The Chinese handheld fan as we know it today is thought to have come into existence around the Zhou Dynasty (1050-221 B.C.E.).

1. The Chinese handheld fan as we know it today is thought to have come into existence around the Zhou Dynasty (1050-221 B.C.E.).

2. The fan is thought to have originally begun as an umbrella-like structure known as Shanhan which was used in the Shang Dynasty (1600-1050 B.C.E.) to shade passengers in horse carriages from the sun. This evolved into a long-handled fan called a Zhangshan.

3. Traditionally, the fan was considered a status symbol depending on the material from which it was made. The early aristocracy favoured fans made from bird feathers. Their costly nature made it widely recognized as a symbol of wealth and authority.

Lian Ju (Chinese, 1828 – 1904) | Fan Painting with Cicada & Calligraphy | not dated | ink, colours | Gift of Helen Sawyer | AGGV. 2006.005.001

4. The common people from the Han Dynasty (206 BCE – 220 C.E.) onwards used fans that were constructed of more affordable material, such as bamboo and hand-woven cattail leaf, and later fabric and paper.

5. Folding fans are made from paper, fabric or silk mounted on ribs that rotate the rivet at the head. The ribs can be made from a variety of materials including sandalwood, ebony, ivory, tortoise-shell, bone, mother-of-pearl and most commonly, bamboo.

6. The main surface of the fan provided an ideal surface for artists to embellish with painted scenes and calligraphy. From the Song Dynasty (960–1279)onwards, fan painting became an art form in itself.

7. Fans painted with birds and flowers were favoured by ladies, while landscapes and mythical beasts were considered to be in the male domain. Scholarly men also chose favourite poems or philosophical texts to be added in calligraphy on their fans, thus adding to this accessory a symbol of status and wisdom.

Chu Tzenan (Chinese) | Untitled (landscape) | 1946 | ink, colours | Gift of Paul Warner (2015.033.003)

8. Also around the Song Dynasty, a new type of fan called Tuanshan was created. Made from silk, these round fans were favoured by the ladies of the imperial court. They were also painted with favourite embellishments, or were sometimes embroidered. Over time, this type of fan also took on different shapes, suggesting flowers and banana leaves.

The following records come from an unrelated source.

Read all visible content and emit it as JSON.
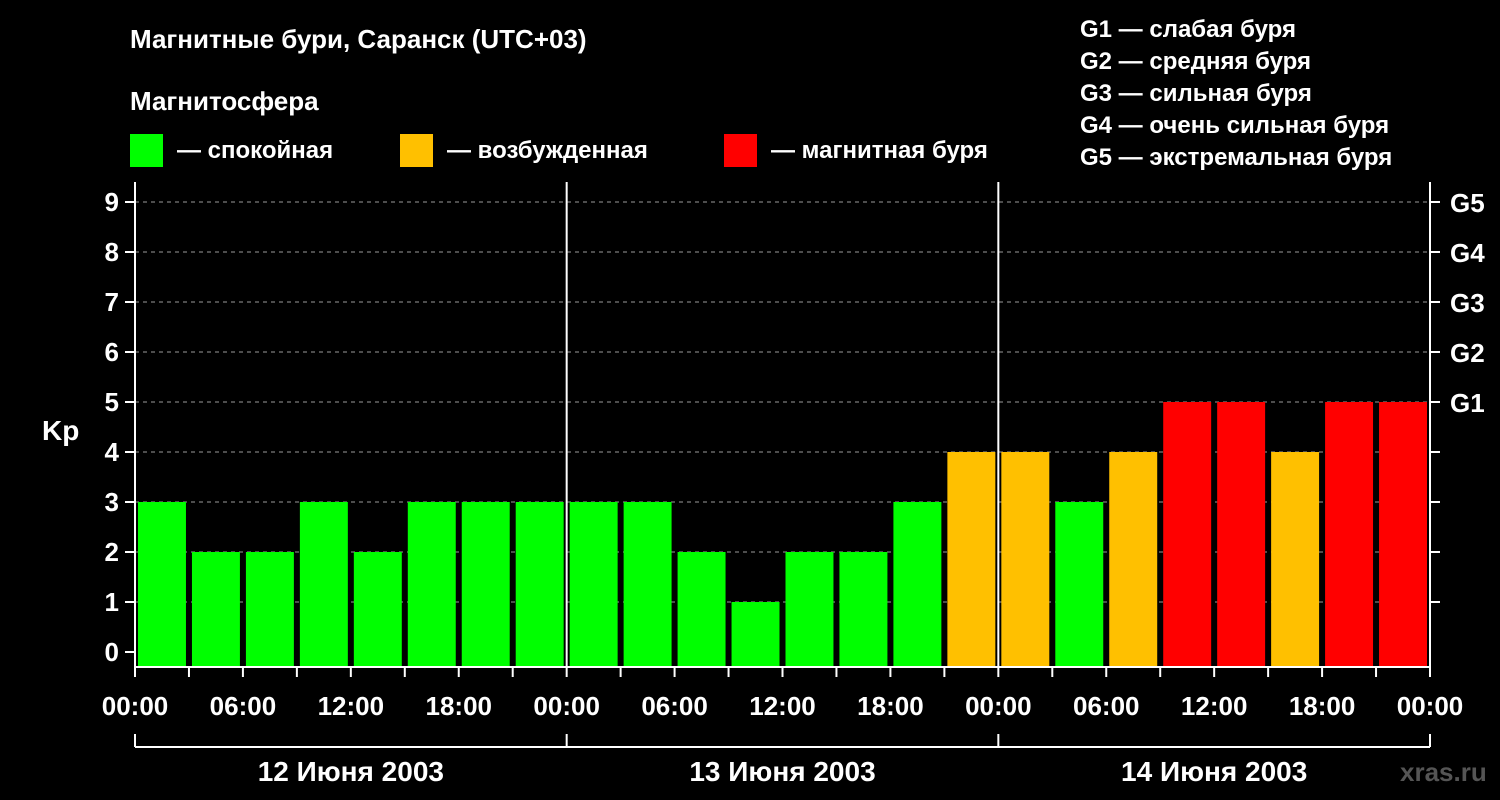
{
  "chart_data": {
    "type": "bar",
    "title": "Магнитные бури, Саранск (UTC+03)",
    "subtitle": "Магнитосфера",
    "ylabel": "Kp",
    "ylim": [
      0,
      9
    ],
    "grid": true,
    "legend": [
      {
        "label": "— спокойная",
        "color": "#00ff00"
      },
      {
        "label": "— возбужденная",
        "color": "#ffc000"
      },
      {
        "label": "— магнитная буря",
        "color": "#ff0000"
      }
    ],
    "storm_legend": [
      "G1 — слабая буря",
      "G2 — средняя буря",
      "G3 — сильная буря",
      "G4 — очень сильная буря",
      "G5 — экстремальная буря"
    ],
    "y_ticks": [
      "0",
      "1",
      "2",
      "3",
      "4",
      "5",
      "6",
      "7",
      "8",
      "9"
    ],
    "right_ticks": [
      {
        "kp": 5,
        "label": "G1"
      },
      {
        "kp": 6,
        "label": "G2"
      },
      {
        "kp": 7,
        "label": "G3"
      },
      {
        "kp": 8,
        "label": "G4"
      },
      {
        "kp": 9,
        "label": "G5"
      }
    ],
    "x_tick_labels": [
      "00:00",
      "06:00",
      "12:00",
      "18:00",
      "00:00",
      "06:00",
      "12:00",
      "18:00",
      "00:00",
      "06:00",
      "12:00",
      "18:00",
      "00:00"
    ],
    "days": [
      "12 Июня 2003",
      "13 Июня 2003",
      "14 Июня 2003"
    ],
    "values": [
      3,
      2,
      2,
      3,
      2,
      3,
      3,
      3,
      3,
      3,
      2,
      1,
      2,
      2,
      3,
      4,
      4,
      3,
      4,
      5,
      5,
      4,
      5,
      5
    ],
    "colors": {
      "calm": "#00ff00",
      "excited": "#ffc000",
      "storm": "#ff0000"
    }
  },
  "watermark": "xras.ru"
}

9. Historically, the fan-making industry consisted on family-run businesses, with artists and craftsmen making small quantities and selling the products from their workshops.

10. The Chinese fan dance is a popular performance by female dancers that has existed for about 3000 years.

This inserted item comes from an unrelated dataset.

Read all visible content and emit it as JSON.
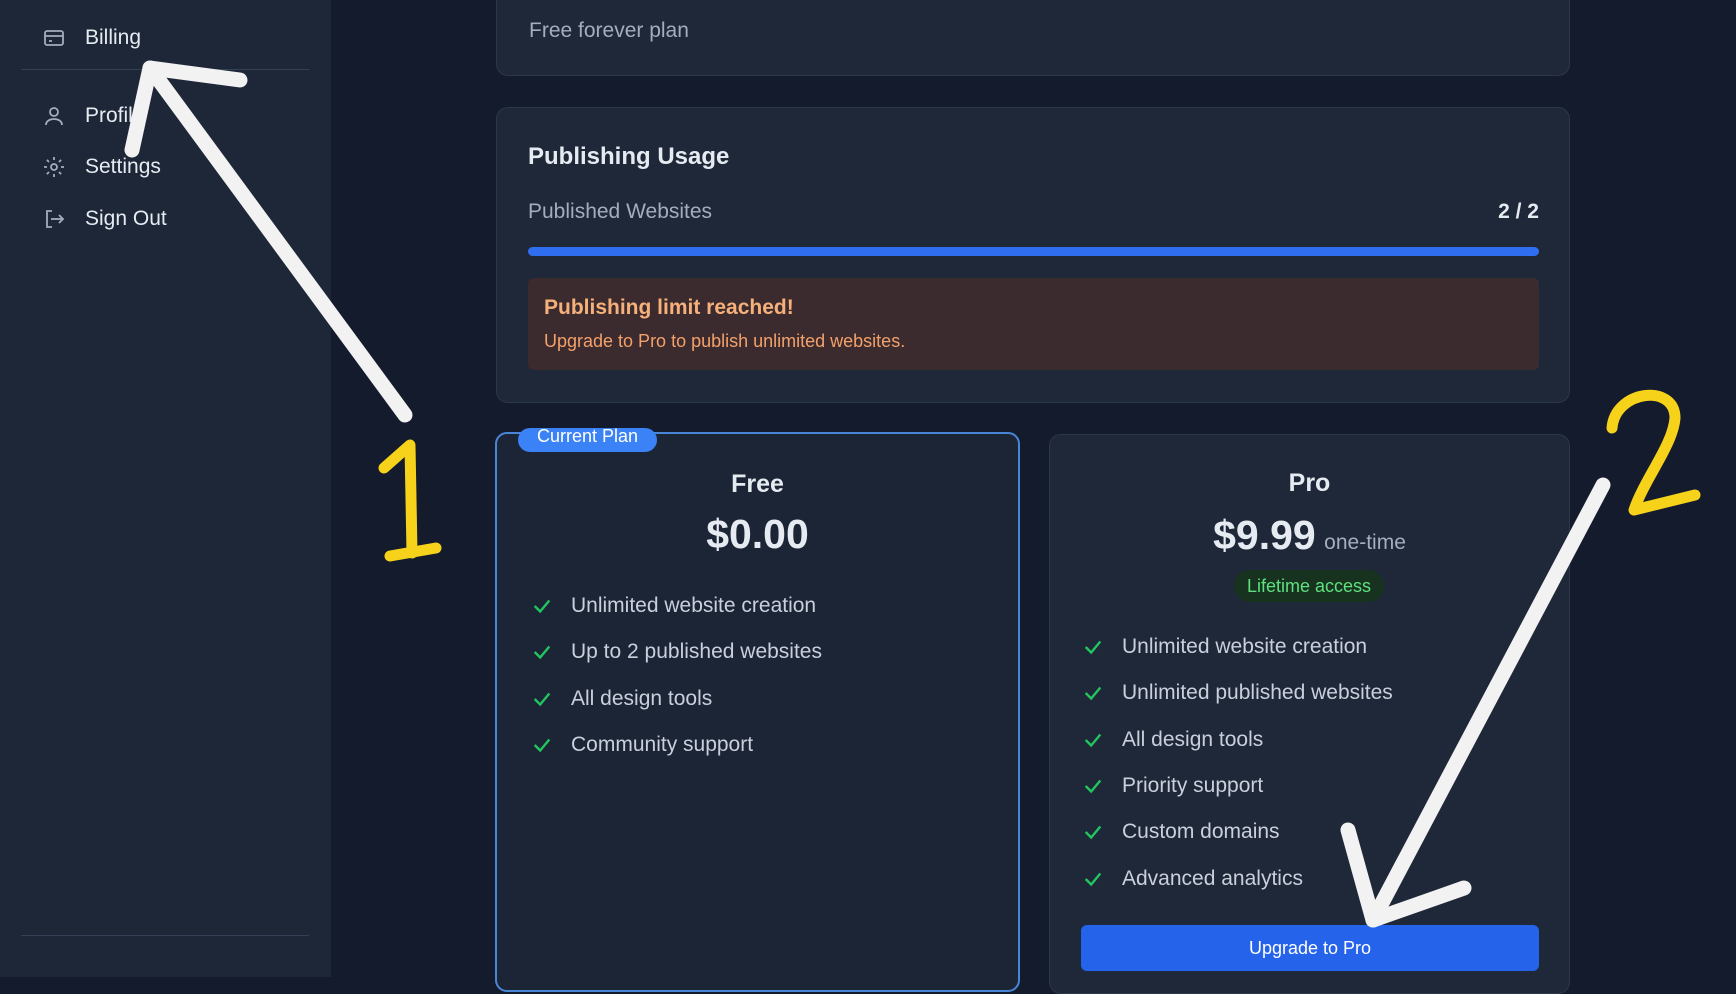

Feature Image: Wang Chun (Chinese) | Untitled (fan painting with landscape) | 1882 | ink, colour | Gift of Paul Warner (2015.033.015)